Today is Monday. Temperatures will be in the 50s statewide with sunny skies and clouds from north to south. Here’s what we’re talking about in Maine today.
Another 31 coronavirus cases were reported in Maine on Sunday, according to the Maine Center for Disease Control and Prevention. There are 597 active confirmed and “probable” cases in the state and the death toll remains at 143. Check out our COVID-19 Tracker for more information.
A Maine arts nonprofit is giving $70,000 to state musicians who haven’t been able to perform because of the coronavirus. The Maine Musician Relief Fund will issue $1,000 grants to 70 Maine musicians in the coming weeks through an application process.
Hockey teams that are playing games against other teams are violating the State of Maine’s COVID-19 guidelines.
The state has moved schools in Oxford County back to “green” territory, saying it’s safe for schools there to open full-time for in-person instruction.
To understand how voters are feeling, we spoke to four Mainers from much different backgrounds who told us they are still making up their minds in both federal and state races. We will follow up with them through the Nov. 3 election and report back on how they made their decisions.
Jason Chavez awoke at 6 a.m. Friday to assure he would be first in line at the Theory Wellness adult-use marijuana store when it opened on the first day of legal recreational marijuana sales in Maine.
The Harold Alfond Foundation on Tuesday announced it would award $500 million to eight Maine educational institutions and workforce development organizations. The University of Maine System received the biggest chunk of funding: $240 million allocated over the next 12 years, making that portion alone the largest single donation the Harold Alfond Foundation has ever given.

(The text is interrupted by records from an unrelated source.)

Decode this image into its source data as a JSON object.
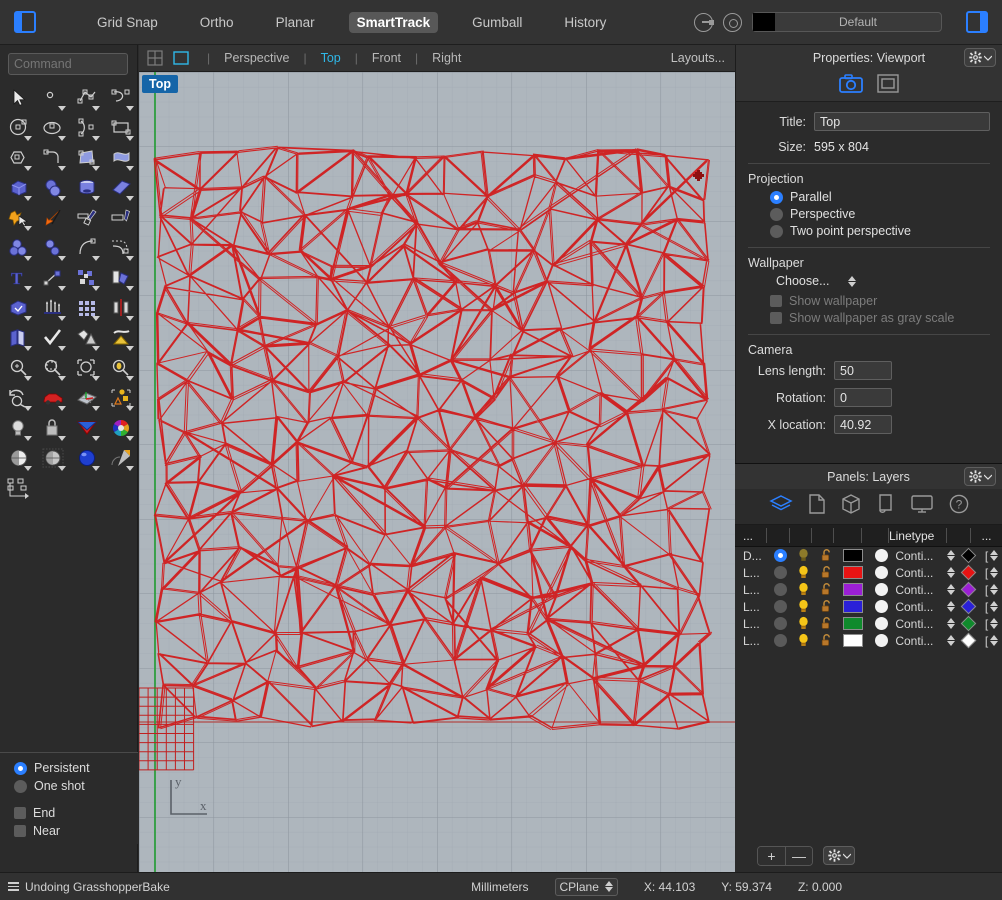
{
  "topbar": {
    "left_panel_toggle": "left-panel-toggle",
    "right_panel_toggle": "right-panel-toggle",
    "items": [
      {
        "label": "Grid Snap",
        "active": false
      },
      {
        "label": "Ortho",
        "active": false
      },
      {
        "label": "Planar",
        "active": false
      },
      {
        "label": "SmartTrack",
        "active": true
      },
      {
        "label": "Gumball",
        "active": false
      },
      {
        "label": "History",
        "active": false
      }
    ],
    "layer_swatch_color": "#000000",
    "layer_name": "Default"
  },
  "command": {
    "placeholder": "Command",
    "value": ""
  },
  "tools": {
    "rows": [
      [
        "select-arrow-icon",
        "point-icon",
        "polyline-icon",
        "curve-icon"
      ],
      [
        "circle-icon",
        "ellipse-icon",
        "arc-icon",
        "rectangle-icon"
      ],
      [
        "polygon-icon",
        "fillet-curve-icon",
        "surface-edge-icon",
        "surface-sweep-icon"
      ],
      [
        "box-solid-icon",
        "sphere-boolean-icon",
        "cylinder-icon",
        "surface-patch-icon"
      ],
      [
        "explode-icon",
        "arrow-orange-icon",
        "trim-icon",
        "split-icon"
      ],
      [
        "boolean-union-icon",
        "boolean-difference-icon",
        "blend-curve-icon",
        "offset-curve-icon"
      ],
      [
        "text-icon",
        "dimension-icon",
        "array-icon",
        "transform-icon"
      ],
      [
        "extrude-icon",
        "loft-icon",
        "grid-array-icon",
        "mirror-icon"
      ],
      [
        "unroll-icon",
        "check-icon",
        "mesh-icon",
        "mesh-from-surface-icon"
      ],
      [
        "zoom-icon",
        "zoom-window-icon",
        "zoom-extents-icon",
        "zoom-selected-icon"
      ],
      [
        "rotate-view-icon",
        "car-icon",
        "cplane-icon",
        "select-objects-icon"
      ],
      [
        "light-icon",
        "lock-icon",
        "material-icon",
        "color-wheel-icon"
      ],
      [
        "shaded-view-icon",
        "ghosted-view-icon",
        "rendered-view-icon",
        "render-icon"
      ],
      [
        "block-icon",
        "",
        "",
        ""
      ]
    ]
  },
  "osnap": {
    "persistent_label": "Persistent",
    "persistent_on": true,
    "oneshot_label": "One shot",
    "oneshot_on": false,
    "checks": [
      {
        "label": "End",
        "checked": false
      },
      {
        "label": "Near",
        "checked": false
      }
    ]
  },
  "viewport": {
    "tabbar": {
      "four_view_icon": "four-viewport-icon",
      "single_view_icon": "single-viewport-icon",
      "tabs": [
        {
          "label": "Perspective",
          "active": false
        },
        {
          "label": "Top",
          "active": true
        },
        {
          "label": "Front",
          "active": false
        },
        {
          "label": "Right",
          "active": false
        }
      ],
      "layouts_label": "Layouts..."
    },
    "label": "Top",
    "axis_x": "x",
    "axis_y": "y",
    "bg_color": "#aeb6bd",
    "grid_line_color": "#9aa2ab",
    "grid_major_color": "#8b939c",
    "x_axis_color": "#b05b5b",
    "y_axis_color": "#43a047",
    "geometry_color": "#d11c1c"
  },
  "properties": {
    "header_title": "Properties: Viewport",
    "gear_label": "gear-menu",
    "icons": [
      "camera-icon",
      "viewport-frame-icon"
    ],
    "title_label": "Title:",
    "title_value": "Top",
    "size_label": "Size:",
    "size_value": "595 x 804",
    "projection_title": "Projection",
    "projection_options": [
      {
        "label": "Parallel",
        "selected": true
      },
      {
        "label": "Perspective",
        "selected": false
      },
      {
        "label": "Two point perspective",
        "selected": false
      }
    ],
    "wallpaper_title": "Wallpaper",
    "wallpaper_choose": "Choose...",
    "wallpaper_checks": [
      {
        "label": "Show wallpaper",
        "checked": false
      },
      {
        "label": "Show wallpaper as gray scale",
        "checked": false
      }
    ],
    "camera_title": "Camera",
    "camera_fields": [
      {
        "label": "Lens length:",
        "value": "50"
      },
      {
        "label": "Rotation:",
        "value": "0"
      },
      {
        "label": "X location:",
        "value": "40.92"
      }
    ]
  },
  "layers": {
    "header_title": "Panels: Layers",
    "gear_label": "gear-menu",
    "icons": [
      "layers-icon",
      "properties-page-icon",
      "object-box-icon",
      "named-views-icon",
      "display-icon",
      "help-icon"
    ],
    "columns": [
      "...",
      "",
      "",
      "",
      "",
      "",
      "Linetype",
      "",
      "..."
    ],
    "linetype_header": "Linetype",
    "ellipsis_header": "...",
    "rows": [
      {
        "name": "D...",
        "current": true,
        "color": "#000000",
        "linetype": "Conti...",
        "print_color": "#000000"
      },
      {
        "name": "L...",
        "current": false,
        "color": "#e81313",
        "linetype": "Conti...",
        "print_color": "#e81313"
      },
      {
        "name": "L...",
        "current": false,
        "color": "#9b1fd4",
        "linetype": "Conti...",
        "print_color": "#9b1fd4"
      },
      {
        "name": "L...",
        "current": false,
        "color": "#2a20d8",
        "linetype": "Conti...",
        "print_color": "#2a20d8"
      },
      {
        "name": "L...",
        "current": false,
        "color": "#0f8a2c",
        "linetype": "Conti...",
        "print_color": "#0f8a2c"
      },
      {
        "name": "L...",
        "current": false,
        "color": "#ffffff",
        "linetype": "Conti...",
        "print_color": "#ffffff"
      }
    ],
    "add_label": "+",
    "remove_label": "—"
  },
  "statusbar": {
    "message": "Undoing GrasshopperBake",
    "units": "Millimeters",
    "cplane": "CPlane",
    "x": "X: 44.103",
    "y": "Y: 59.374",
    "z": "Z: 0.000"
  }
}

At least four Maine communities have received funding from a national initiative by Facebook founder Mark Zuckerberg to help local governments cover the increased cost of safely running their elections during the coronavirus pandemic.
It is an extension of a long-held debate over what it means to be a real Mainer, an amorphous term that has often excluded people “from away” — or born in other states — no matter how long they have lived here, as well as residents from southern or coastal regions. It comes at a time when many question whether Maine, given its aging population, needs to be more welcoming.
Portland will vote in 2020 on a slate of referendum questions that could bring unprecedented progressive change from raising the minimum wage to capping rent hikes in an effort riling the business community.
In other Maine news…